[Data extracted from a collection]
===

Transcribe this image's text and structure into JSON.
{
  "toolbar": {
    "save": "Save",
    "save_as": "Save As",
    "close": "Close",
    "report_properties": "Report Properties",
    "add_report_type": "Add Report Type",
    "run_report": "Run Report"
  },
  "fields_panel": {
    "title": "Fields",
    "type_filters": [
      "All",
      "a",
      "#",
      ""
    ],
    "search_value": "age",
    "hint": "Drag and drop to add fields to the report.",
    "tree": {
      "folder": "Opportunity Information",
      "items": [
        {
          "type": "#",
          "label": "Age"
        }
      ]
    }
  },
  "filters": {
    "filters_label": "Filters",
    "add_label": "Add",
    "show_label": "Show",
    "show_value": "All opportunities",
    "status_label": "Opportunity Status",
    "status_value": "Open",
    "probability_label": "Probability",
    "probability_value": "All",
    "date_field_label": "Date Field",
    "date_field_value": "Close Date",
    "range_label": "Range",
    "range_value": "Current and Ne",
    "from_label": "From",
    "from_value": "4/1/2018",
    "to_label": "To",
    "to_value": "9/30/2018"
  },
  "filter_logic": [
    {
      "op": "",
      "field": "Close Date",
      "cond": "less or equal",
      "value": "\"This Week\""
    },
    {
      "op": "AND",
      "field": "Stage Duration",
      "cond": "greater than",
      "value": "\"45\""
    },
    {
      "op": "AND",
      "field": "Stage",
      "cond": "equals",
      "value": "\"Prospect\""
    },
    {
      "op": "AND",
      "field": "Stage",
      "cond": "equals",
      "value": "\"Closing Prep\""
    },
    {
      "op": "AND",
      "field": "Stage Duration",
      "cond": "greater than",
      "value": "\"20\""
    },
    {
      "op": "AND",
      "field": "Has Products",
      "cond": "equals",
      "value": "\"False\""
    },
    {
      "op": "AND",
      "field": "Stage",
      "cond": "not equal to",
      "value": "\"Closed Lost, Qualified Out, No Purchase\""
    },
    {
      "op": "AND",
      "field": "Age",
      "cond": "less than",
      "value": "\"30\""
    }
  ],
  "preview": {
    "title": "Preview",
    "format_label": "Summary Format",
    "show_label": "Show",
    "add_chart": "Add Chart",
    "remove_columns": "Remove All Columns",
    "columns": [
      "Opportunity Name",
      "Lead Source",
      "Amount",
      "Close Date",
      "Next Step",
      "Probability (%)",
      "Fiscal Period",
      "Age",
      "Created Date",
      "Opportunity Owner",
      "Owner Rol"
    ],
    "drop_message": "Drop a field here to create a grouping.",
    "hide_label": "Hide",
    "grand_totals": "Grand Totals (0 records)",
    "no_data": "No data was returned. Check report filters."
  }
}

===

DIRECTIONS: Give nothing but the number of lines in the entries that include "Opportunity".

YOUR SOLUTION: 4